The retina is composed of nerve tissue at the back of the eye that transmits light signals to your brain. The vitreous body is the fluid that fills the middle of the eye. As people age, the vitreous body often separates from the retina causing a posterior vitreous detachment (PVD).  As the vitreous separates from the retina, there is a possibility that the retina will develop a tear or detachment.

Causes 

As we get older, the vitreous in our eye starts to shrink and get thinner. As the eye moves, the vitreous moves around on the retina without causing problems. But sometimes the vitreous may stick to the retina and pull hard enough to tear it. When that happens, fluid can pass through the tear and lift (detach) the retina.

The retina is composed of nerve tissue at the back of the eye that transmits light signals to your brain. The vitreous body is the fluid that fills the middle of the eye. As people age, the vitreous body often separates from the retina causing a posterior vitreous detachment (PVD).  As the vitreous separates from the retina, there is a possibility that the retina will develop a tear or detachment.

Symptoms

  • Seeing flashes of light all of a sudden. Some people say this is like seeing stars after being hit in the eye.

  • Noticing many new floaters at once. These can look like specks, lines or cobwebs in your field of vision.

  • A shadow appearing in your peripheral (side) vision.

  • A gray curtain covering part of your field of vision.

Retina Detachment Simulator

Retinal Detachment
Vision Simulator

Diagnosis and Testing

A dilated examination is necessary to diagnose any signs of posterior vitreous detachment, retinal holes and tears, and retinal detachments. Fundus photography and optical coherence tomography (OCT) may be used to document the size, location, and severity of the detachment. Additional testing helps an ophthalmologist diagnose and monitor these conditions.

Treatment
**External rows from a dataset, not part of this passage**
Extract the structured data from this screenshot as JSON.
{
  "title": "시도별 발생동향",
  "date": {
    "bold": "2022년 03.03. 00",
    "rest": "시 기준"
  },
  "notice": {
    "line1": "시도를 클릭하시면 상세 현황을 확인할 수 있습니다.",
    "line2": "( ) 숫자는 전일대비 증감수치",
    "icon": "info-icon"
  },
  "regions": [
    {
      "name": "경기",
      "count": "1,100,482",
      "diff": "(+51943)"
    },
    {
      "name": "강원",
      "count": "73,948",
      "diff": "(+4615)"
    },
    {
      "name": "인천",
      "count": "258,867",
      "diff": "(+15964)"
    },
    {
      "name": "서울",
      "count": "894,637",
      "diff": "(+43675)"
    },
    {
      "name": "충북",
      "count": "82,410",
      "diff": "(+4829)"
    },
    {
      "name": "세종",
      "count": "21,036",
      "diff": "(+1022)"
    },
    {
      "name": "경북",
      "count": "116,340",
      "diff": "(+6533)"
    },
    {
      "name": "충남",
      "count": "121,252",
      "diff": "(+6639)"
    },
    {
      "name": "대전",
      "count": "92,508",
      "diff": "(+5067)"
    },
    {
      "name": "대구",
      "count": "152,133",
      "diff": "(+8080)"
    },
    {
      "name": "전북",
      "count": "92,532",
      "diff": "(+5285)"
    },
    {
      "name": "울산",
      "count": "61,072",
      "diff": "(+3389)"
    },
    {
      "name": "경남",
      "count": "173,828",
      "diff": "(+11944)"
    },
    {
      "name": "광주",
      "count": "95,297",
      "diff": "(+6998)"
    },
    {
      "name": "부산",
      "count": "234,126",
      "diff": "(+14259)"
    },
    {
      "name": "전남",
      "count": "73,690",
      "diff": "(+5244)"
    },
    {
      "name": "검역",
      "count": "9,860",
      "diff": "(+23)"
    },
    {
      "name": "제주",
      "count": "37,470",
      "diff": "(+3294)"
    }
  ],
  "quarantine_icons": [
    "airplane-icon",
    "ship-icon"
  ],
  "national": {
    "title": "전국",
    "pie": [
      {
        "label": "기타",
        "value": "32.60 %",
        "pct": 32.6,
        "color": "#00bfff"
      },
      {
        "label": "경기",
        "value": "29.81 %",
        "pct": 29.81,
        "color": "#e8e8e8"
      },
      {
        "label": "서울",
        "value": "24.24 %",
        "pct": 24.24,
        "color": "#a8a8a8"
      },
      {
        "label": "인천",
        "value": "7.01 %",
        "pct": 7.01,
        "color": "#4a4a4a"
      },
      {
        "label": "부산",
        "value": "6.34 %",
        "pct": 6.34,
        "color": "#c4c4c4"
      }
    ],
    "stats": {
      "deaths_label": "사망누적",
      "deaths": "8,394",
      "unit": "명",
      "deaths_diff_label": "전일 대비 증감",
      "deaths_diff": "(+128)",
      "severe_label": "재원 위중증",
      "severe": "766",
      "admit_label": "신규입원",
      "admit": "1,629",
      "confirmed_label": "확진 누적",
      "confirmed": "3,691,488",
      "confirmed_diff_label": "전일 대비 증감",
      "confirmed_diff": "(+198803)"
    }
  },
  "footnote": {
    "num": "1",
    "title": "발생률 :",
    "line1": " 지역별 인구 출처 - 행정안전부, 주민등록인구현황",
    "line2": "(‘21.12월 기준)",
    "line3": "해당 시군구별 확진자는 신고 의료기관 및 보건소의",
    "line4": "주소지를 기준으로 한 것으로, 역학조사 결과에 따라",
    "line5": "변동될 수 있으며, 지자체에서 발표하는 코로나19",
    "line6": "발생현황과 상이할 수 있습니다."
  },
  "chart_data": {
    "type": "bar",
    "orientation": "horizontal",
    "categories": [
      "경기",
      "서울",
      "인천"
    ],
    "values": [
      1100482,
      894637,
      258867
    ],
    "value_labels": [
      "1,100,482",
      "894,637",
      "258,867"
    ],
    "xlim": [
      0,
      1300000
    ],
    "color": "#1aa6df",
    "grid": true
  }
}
The size, location, duration, and cause of the retinal detachment will determine treatment. Retinal detachments most often require surgical intervention to repair. Surgical repairs includes lasers, gas bubbles with freezing therapy in the office, or a vitrectomy or scleral buckel at a surgery center. Depending on the location of the retinal detachment, face-down positioning may be necessary for several days following surgery. As with any surgical procedure, there are risks and benefits that will be discussed with your physician prior to surgery.

Pneumatic Retinopexy

Your ophthalmologist puts a gas bubble inside your eye. This pushes the retina into place so it can heal properly. Afterwards, you will need to keep your head in a very specific position as your doctor recommends for a few days. This keeps the bubble in the right place. As your eye heals, your body makes fluid that fills the eye. Over time, this fluid replaces the gas bubble.

Vitrectomy

Your ophthalmologist removes the vitreous pulling on the retina. The vitreous will be replaced with an air, gas, or oil bubble. The bubble pushes the retina into place so it can heal properly. If an oil bubble is used, your ophthalmologist will remove it a few months later.

Scleral Buckle

A band of rubber or soft plastic is sewn to the outside of your eyeball. It gently presses the eye inward. This helps the detached retina heal against the eye wall. You will not see the scleral buckle on the eye. It is usually left on the eye permanently.